*** THE DATA ***

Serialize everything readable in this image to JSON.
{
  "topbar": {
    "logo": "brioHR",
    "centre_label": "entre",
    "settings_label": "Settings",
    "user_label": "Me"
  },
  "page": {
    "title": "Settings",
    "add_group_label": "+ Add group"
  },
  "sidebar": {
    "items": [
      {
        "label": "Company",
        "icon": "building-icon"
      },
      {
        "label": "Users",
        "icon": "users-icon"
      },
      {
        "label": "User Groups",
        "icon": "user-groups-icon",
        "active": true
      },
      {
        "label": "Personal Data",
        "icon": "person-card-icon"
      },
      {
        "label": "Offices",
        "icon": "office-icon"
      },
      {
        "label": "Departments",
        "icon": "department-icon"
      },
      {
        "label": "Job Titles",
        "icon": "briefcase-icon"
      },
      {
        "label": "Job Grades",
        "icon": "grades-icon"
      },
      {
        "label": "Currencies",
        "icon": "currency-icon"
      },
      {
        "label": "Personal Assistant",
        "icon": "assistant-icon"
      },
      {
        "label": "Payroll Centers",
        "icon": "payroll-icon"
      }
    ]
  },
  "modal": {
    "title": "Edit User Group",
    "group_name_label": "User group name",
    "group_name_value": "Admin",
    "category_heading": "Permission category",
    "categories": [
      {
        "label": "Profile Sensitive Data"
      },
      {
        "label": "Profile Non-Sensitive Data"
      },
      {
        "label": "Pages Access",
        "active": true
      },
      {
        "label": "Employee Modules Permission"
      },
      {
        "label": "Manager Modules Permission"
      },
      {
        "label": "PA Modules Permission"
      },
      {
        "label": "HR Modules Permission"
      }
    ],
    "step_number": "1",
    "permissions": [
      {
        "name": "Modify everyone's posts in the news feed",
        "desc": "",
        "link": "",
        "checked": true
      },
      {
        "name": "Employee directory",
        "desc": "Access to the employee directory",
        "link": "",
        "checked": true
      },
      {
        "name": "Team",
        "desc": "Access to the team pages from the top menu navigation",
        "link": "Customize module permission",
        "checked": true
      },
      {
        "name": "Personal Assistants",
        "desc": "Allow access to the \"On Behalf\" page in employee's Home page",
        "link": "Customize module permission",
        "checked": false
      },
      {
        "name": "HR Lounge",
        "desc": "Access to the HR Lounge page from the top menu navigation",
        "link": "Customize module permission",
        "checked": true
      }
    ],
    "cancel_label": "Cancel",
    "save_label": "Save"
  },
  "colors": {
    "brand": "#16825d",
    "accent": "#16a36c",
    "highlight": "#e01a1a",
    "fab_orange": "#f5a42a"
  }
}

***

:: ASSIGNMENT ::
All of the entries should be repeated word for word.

:: ANSWER TO THIS EXERCISE ::
Serialize everything readable in this image to JSON.
{
  "topbar": {
    "logo": "brioHR",
    "centre_label": "entre",
    "settings_label": "Settings",
    "user_label": "Me"
  },
  "page": {
    "title": "Settings",
    "add_group_label": "+ Add group"
  },
  "sidebar": {
    "items": [
      {
        "label": "Company",
        "icon": "building-icon"
      },
      {
        "label": "Users",
        "icon": "users-icon"
      },
      {
        "label": "User Groups",
        "icon": "user-groups-icon",
        "active": true
      },
      {
        "label": "Personal Data",
        "icon": "person-card-icon"
      },
      {
        "label": "Offices",
        "icon": "office-icon"
      },
      {
        "label": "Departments",
        "icon": "department-icon"
      },
      {
        "label": "Job Titles",
        "icon": "briefcase-icon"
      },
      {
        "label": "Job Grades",
        "icon": "grades-icon"
      },
      {
        "label": "Currencies",
        "icon": "currency-icon"
      },
      {
        "label": "Personal Assistant",
        "icon": "assistant-icon"
      },
      {
        "label": "Payroll Centers",
        "icon": "payroll-icon"
      }
    ]
  },
  "modal": {
    "title": "Edit User Group",
    "group_name_label": "User group name",
    "group_name_value": "Admin",
    "category_heading": "Permission category",
    "categories": [
      {
        "label": "Profile Sensitive Data"
      },
      {
        "label": "Profile Non-Sensitive Data"
      },
      {
        "label": "Pages Access",
        "active": true
      },
      {
        "label": "Employee Modules Permission"
      },
      {
        "label": "Manager Modules Permission"
      },
      {
        "label": "PA Modules Permission"
      },
      {
        "label": "HR Modules Permission"
      }
    ],
    "step_number": "1",
    "permissions": [
      {
        "name": "Modify everyone's posts in the news feed",
        "desc": "",
        "link": "",
        "checked": true
      },
      {
        "name": "Employee directory",
        "desc": "Access to the employee directory",
        "link": "",
        "checked": true
      },
      {
        "name": "Team",
        "desc": "Access to the team pages from the top menu navigation",
        "link": "Customize module permission",
        "checked": true
      },
      {
        "name": "Personal Assistants",
        "desc": "Allow access to the \"On Behalf\" page in employee's Home page",
        "link": "Customize module permission",
        "checked": false
      },
      {
        "name": "HR Lounge",
        "desc": "Access to the HR Lounge page from the top menu navigation",
        "link": "Customize module permission",
        "checked": true
      }
    ],
    "cancel_label": "Cancel",
    "save_label": "Save"
  },
  "colors": {
    "brand": "#16825d",
    "accent": "#16a36c",
    "highlight": "#e01a1a",
    "fab_orange": "#f5a42a"
  }
}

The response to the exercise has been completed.